■ EXERCISE INSTRUCTIONS: Scan the entries and copy each line where the word "camera" is present.

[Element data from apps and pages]
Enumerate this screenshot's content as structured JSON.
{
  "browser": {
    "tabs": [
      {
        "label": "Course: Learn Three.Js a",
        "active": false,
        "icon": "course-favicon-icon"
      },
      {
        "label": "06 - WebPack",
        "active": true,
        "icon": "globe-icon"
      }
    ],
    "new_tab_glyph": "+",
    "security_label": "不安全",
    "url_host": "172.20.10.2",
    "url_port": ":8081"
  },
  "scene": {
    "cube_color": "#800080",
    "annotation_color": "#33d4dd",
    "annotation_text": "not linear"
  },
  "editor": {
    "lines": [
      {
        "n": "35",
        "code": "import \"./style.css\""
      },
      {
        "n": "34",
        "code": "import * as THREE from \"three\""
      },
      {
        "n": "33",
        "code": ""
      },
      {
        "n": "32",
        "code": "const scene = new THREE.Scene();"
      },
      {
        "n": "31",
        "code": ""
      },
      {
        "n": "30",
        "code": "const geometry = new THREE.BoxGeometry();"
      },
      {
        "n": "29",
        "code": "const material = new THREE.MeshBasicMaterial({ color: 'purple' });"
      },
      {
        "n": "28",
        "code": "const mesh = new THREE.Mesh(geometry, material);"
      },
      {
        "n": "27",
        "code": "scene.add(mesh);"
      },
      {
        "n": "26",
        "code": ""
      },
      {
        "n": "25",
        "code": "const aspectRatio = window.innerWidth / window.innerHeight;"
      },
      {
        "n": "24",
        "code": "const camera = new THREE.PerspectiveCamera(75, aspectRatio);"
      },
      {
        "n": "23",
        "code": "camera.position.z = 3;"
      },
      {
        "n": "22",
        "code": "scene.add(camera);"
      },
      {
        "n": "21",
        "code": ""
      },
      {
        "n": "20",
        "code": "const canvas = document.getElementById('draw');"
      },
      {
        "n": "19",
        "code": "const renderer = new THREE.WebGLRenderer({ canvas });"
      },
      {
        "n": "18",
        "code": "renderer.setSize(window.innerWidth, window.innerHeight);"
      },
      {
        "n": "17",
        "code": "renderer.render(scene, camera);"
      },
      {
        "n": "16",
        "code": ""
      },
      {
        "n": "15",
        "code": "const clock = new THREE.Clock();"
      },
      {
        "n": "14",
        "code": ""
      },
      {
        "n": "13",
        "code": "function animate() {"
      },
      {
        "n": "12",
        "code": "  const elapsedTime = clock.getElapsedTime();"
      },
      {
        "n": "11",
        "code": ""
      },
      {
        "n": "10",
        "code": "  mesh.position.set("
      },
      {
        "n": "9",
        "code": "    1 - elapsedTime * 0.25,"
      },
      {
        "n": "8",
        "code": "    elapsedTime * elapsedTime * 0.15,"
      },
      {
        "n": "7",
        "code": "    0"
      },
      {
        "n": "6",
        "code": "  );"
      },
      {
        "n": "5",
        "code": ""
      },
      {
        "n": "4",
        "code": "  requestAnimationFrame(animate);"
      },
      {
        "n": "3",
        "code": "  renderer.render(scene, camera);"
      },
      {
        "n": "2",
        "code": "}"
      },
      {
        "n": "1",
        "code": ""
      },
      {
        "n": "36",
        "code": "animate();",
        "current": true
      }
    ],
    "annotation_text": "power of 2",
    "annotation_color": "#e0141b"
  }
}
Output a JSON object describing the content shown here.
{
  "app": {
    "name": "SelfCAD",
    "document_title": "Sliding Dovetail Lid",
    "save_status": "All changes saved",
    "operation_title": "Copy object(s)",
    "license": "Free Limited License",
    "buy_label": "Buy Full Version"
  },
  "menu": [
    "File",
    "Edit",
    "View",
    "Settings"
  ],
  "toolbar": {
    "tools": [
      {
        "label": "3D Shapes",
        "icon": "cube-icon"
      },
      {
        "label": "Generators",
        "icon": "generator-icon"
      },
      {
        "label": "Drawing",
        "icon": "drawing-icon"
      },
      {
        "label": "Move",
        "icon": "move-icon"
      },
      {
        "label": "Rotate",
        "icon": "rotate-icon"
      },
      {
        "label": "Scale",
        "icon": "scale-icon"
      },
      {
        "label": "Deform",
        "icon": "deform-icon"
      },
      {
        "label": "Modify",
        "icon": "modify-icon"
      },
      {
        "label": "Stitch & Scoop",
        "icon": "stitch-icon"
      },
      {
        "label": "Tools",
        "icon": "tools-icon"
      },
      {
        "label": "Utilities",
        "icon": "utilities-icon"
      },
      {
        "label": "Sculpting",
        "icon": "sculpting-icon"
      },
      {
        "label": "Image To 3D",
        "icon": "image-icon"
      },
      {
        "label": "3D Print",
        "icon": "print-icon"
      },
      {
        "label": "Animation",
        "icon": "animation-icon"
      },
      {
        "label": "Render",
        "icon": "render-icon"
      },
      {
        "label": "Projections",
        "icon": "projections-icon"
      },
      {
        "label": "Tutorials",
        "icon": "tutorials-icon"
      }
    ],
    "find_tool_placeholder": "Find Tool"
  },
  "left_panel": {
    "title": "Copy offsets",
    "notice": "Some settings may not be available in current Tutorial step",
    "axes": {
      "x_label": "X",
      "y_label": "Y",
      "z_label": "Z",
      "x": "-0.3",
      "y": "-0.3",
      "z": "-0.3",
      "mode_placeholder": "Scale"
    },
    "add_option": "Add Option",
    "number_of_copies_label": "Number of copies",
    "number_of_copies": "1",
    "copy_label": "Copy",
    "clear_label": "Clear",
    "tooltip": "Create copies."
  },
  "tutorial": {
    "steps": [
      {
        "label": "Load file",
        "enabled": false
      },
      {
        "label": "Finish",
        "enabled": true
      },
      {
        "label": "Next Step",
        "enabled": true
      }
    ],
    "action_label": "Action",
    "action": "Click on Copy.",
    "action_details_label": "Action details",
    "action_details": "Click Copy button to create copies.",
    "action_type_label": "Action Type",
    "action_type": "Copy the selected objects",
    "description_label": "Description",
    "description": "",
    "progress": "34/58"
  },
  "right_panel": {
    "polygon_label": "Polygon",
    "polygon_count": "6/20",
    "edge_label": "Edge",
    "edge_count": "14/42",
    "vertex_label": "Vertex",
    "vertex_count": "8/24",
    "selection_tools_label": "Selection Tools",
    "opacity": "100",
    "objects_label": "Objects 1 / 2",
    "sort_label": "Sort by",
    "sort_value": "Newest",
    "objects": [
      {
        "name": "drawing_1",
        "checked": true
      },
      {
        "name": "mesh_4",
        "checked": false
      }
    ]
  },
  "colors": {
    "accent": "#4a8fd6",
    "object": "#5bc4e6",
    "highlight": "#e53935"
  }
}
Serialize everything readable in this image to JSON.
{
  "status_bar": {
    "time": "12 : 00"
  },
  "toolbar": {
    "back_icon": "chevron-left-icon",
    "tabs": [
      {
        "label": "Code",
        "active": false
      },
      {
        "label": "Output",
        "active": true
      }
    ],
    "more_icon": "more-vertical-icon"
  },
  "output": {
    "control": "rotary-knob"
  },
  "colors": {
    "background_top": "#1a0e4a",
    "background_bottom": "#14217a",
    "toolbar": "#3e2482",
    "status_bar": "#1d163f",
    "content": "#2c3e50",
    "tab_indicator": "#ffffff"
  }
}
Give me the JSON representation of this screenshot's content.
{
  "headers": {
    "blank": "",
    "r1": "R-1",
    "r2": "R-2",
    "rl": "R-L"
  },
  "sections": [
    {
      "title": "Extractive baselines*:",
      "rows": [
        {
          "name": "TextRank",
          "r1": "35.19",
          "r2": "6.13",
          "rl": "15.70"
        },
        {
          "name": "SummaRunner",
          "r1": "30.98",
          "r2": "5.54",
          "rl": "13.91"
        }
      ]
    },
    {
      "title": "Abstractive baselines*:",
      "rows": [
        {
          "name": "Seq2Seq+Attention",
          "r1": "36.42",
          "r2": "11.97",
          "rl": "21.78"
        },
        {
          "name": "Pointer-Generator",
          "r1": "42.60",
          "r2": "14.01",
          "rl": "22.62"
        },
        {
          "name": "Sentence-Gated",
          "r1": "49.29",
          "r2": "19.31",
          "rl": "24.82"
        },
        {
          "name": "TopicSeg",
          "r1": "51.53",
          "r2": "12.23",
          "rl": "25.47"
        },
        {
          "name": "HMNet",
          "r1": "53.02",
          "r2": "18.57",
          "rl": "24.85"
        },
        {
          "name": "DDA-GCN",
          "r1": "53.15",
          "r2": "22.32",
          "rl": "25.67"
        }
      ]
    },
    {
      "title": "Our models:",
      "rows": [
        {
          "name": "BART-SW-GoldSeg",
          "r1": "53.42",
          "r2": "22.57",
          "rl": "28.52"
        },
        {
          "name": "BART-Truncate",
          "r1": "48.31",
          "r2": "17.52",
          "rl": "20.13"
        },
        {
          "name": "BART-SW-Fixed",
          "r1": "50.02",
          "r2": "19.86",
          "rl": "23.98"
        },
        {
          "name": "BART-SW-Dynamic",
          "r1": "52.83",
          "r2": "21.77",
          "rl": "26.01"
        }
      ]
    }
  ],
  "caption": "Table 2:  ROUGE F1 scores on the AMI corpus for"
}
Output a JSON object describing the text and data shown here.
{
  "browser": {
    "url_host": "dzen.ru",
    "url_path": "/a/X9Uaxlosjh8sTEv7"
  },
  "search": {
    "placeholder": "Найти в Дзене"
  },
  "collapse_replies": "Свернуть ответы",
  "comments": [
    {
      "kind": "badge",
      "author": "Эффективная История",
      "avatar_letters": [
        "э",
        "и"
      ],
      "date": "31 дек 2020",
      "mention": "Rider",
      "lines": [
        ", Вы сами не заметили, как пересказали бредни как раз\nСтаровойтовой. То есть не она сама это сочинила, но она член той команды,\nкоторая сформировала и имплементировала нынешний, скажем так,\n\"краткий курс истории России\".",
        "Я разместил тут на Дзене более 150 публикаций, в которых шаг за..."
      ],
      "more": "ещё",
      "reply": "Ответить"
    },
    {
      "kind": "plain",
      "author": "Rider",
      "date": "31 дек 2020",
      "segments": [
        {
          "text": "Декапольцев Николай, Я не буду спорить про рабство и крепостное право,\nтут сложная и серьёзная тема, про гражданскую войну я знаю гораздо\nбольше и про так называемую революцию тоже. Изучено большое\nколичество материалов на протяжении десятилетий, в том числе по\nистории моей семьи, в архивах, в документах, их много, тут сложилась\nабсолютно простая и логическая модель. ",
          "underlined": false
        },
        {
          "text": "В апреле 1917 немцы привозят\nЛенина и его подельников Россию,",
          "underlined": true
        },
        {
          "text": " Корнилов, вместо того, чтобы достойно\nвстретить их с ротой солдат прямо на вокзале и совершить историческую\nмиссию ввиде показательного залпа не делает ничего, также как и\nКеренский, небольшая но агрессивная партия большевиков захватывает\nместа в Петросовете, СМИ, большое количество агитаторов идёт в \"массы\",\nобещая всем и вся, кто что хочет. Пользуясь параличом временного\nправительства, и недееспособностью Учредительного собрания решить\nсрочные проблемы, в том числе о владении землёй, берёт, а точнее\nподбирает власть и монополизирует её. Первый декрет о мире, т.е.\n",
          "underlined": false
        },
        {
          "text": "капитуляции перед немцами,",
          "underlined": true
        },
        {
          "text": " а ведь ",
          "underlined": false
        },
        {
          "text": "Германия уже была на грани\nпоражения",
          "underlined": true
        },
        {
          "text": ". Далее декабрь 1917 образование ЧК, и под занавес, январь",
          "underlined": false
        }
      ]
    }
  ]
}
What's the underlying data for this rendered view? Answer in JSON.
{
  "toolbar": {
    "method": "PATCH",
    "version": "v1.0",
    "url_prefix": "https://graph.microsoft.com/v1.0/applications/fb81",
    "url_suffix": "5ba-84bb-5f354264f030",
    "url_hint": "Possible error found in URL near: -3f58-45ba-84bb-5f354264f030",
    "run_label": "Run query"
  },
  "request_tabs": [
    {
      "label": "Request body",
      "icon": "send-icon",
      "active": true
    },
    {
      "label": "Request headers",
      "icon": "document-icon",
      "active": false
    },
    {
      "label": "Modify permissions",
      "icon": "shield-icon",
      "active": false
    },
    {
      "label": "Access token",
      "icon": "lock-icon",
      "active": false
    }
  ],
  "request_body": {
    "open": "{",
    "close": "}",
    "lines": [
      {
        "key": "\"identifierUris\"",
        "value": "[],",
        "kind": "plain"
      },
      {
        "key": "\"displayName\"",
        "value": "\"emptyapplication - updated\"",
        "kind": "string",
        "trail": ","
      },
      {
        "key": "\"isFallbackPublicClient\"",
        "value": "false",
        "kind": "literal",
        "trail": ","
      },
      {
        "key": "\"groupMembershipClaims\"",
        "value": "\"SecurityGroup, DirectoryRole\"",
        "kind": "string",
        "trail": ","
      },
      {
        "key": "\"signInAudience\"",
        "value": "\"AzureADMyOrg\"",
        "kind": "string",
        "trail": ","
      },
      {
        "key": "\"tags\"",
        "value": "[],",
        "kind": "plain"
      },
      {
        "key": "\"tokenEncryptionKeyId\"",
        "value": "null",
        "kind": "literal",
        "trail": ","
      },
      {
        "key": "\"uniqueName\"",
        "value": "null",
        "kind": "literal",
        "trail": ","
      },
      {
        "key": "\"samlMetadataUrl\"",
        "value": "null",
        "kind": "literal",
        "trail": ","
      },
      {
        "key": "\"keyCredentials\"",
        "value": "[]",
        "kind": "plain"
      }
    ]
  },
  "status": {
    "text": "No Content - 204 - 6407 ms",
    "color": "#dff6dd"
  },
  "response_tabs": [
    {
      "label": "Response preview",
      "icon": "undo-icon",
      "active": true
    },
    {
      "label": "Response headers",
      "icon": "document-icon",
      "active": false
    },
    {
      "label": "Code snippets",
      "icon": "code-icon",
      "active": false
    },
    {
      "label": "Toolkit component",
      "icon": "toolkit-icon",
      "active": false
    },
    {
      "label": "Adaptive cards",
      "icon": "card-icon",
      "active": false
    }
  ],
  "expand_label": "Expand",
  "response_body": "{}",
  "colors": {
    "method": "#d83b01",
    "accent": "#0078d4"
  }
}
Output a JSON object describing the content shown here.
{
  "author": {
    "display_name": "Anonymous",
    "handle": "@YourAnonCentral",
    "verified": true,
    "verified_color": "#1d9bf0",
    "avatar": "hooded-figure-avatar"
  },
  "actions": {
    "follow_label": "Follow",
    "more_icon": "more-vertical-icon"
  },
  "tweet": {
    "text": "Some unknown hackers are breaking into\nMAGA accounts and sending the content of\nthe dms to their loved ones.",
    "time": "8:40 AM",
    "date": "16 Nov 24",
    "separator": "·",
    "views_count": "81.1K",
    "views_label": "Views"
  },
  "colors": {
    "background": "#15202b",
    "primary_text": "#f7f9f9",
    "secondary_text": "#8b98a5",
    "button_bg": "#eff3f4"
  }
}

■ SOLVED EXERCISE:
        "code": "const camera = new THREE.PerspectiveCamera(75, aspectRatio);"
        "code": "camera.position.z = 3;"
        "code": "scene.add(camera);"
        "code": "renderer.render(scene, camera);"
        "code": "  renderer.render(scene, camera);"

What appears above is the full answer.